I can’t fully explain how poverty gets in the way of schooling, and I don’t know if anyone can really explain it all that much better, but I’ve worked with enough children to know that hunger doesn’t make their little brains function any better.

According to the comments, Mr. Bauer is also a pro-lifer. He wants to make sure every child gets a chance at life, just as long as xe doesn’t expect to eat.

But, you know, it wouldn’t be fair of me to assume that, just because he’s a pro-life Republican, he’s apathetic or hostile to family planning. I’ve checked his website, and…

Health Care: nothing about family planning.

Empowering Our Youth: nothing about family planning.

Right to Life: Two sentences. Nothing about contraception. Nothing about any efforts to prevent unwanted pregnancies.

Let me see if I have this straight:

–He has nothing to say about contraception, whereas

–Every fetus deserves a chance at life, however

–If you can’t provide for your children, you shouldn’t have any.

Seriously, Andre Bauer: what?

Interesting, but really not surprising.

Jezebel shows us a new study on reproductive coercion:

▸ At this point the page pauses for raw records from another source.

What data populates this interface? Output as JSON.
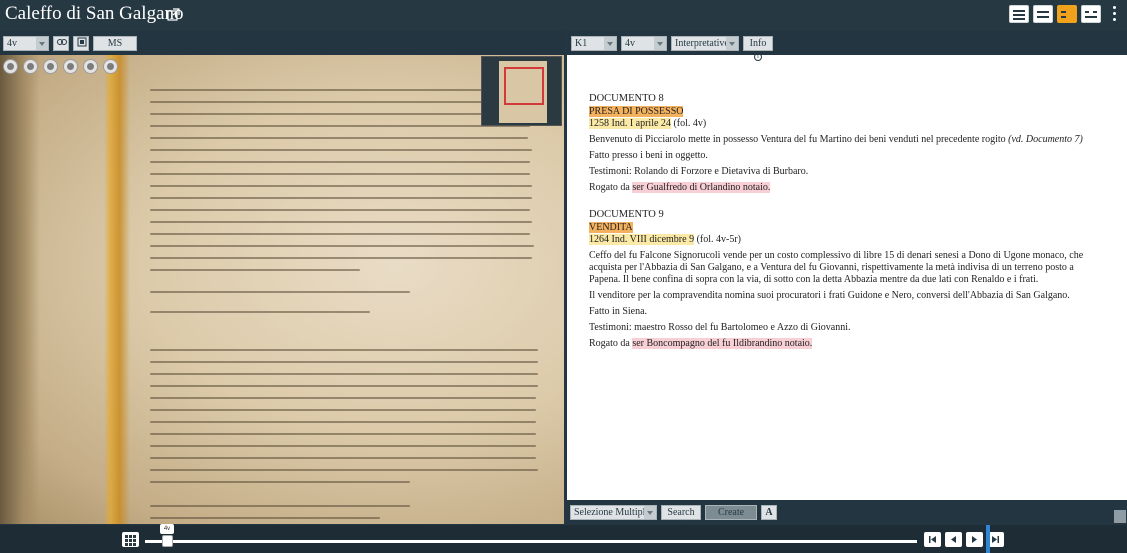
{
  "app": {
    "title": "Caleffo di San Galgano"
  },
  "left_toolbar": {
    "folio": "4v",
    "ms_desc": "MS Desc"
  },
  "right_toolbar": {
    "witness": "K1",
    "folio": "4v",
    "edition_level": "Interpretative",
    "info": "Info"
  },
  "documents": [
    {
      "heading": "DOCUMENTO 8",
      "type": "PRESA DI POSSESSO",
      "date": "1258 Ind. I aprile 24",
      "ref": " (fol. 4v)",
      "body": "Benvenuto di Picciarolo mette in possesso Ventura del fu Martino dei beni venduti nel precedente rogito ",
      "body_note": "(vd. Documento 7)",
      "place": "Fatto presso i beni in oggetto.",
      "witnesses": "Testimoni: Rolando di Forzore e Dietaviva di Burbaro.",
      "rogato_prefix": "Rogato da ",
      "notary": "ser Gualfredo di Orlandino notaio."
    },
    {
      "heading": "DOCUMENTO 9",
      "type": "VENDITA",
      "date": "1264 Ind. VIII dicembre 9",
      "ref": " (fol. 4v-5r)",
      "body": "Ceffo del fu Falcone Signorucoli vende per un costo complessivo di libre 15 di denari senesi a Dono di Ugone monaco, che acquista per l'Abbazia di San Galgano, e a Ventura del fu Giovanni, rispettivamente la metà indivisa di un terreno posto a Papena. Il bene confina di sopra con la via, di sotto con la detta Abbazia mentre da due lati con Renaldo e i frati.",
      "body2": "Il venditore per la compravendita nomina suoi procuratori i frati Guidone e Nero, conversi dell'Abbazia di San Galgano.",
      "place": "Fatto in Siena.",
      "witnesses": "Testimoni: maestro Rosso del fu Bartolomeo e Azzo di Giovanni.",
      "rogato_prefix": "Rogato da ",
      "notary": "ser Boncompagno del fu Ildibrandino notaio."
    }
  ],
  "right_footer": {
    "selection": "Selezione Multipla",
    "search": "Search",
    "create_index": "Create index"
  },
  "bottom": {
    "slider_tip": "4v"
  }
}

A survey of 1,300 teen girls and young women asked, “Has someone you were dating or going out with ever told you not to use any birth control,” or “said he would leave you if you would not get pregnant,” or “taken off the condom while you were having sex so that you would get pregnant?” Disturbingly, the answer was frequently yes — one in five reported “pregnancy coercion,” while 15% said they’d suffered from “birth control sabotage.” And these were correlated with other types of abuse — 35% of respondents who experienced partner violence experienced pregnancy coercion or birth-control sabotage as well. Says study author Elizabeth Miller, “Not only is reproductive coercion associated with violence from male partners, but when women report experiencing both reproductive coercion and partner violence, the risk for unintended pregnancy increases significantly.”

To which I say: yes, that sounds about right.

The association of pregnancy coercion and partner violence is a really good fit, when you think about it. A baby is a very effective way to keep a woman from leaving a relationship, so it’s understandable that an abusive man would want to make sure to get his girlfriend pregnant. Furthermore, a coerced pregnancy is itself a violent act; any man who would deliberately undermine his girlfriend’s attempts at contraception would have to be approaching the relationship with an abusive attitude. It is entirely unsurprising, as well, that partner violence drives up the risk of unwanted pregnancy; violence is a control mechanism, so it is only to be expected that a man who beats his partner will be more successful in forcing pregnancy on her.

This study does not undo the fact of women who conceive children with unwilling men by sabotaging contraception; that still happens. There is a key difference, however. No matter who pokes holes in the condoms or switches out the birth control pills, it is the woman who experiences the physiological effects of pregnancy and faces the risks inherent in childbirth. A woman who gets pregnant over her partner’s objections is hijacking that man’s independence and time, or at least his paycheck. Beyond child support payments, a man cannot be forced to care for a child. He is free to walk away months before the child is born. A man who forces pregnancy on an unwilling woman is violating her body. Even if she terminates the pregnancy, some damage is still done, and let’s face it: if he can stop her from using contraceptives, he’ll probably be successful in stopping her from aborting. Not to mention that even if the woman is entirely comfortable with the idea of abortion and doesn’t regret the decision to terminate, it will still be an experience she could have done without.

Therefore, we will consider this behavior a warning sign of an abusive relationship. We often tell women to “leave after he hits you the first time,” and that’s sensible (if unrealistic), but it presupposes an overly simple type of violence. Partner violence isn’t just about beatings, it’s about one person owning another’s life. If he says he’ll leave if you don’t get pregnant: leave him first. If he takes off the condom during sex: pack up your shit and LEAVE HIS ASS. That is no way to bring a child into the world.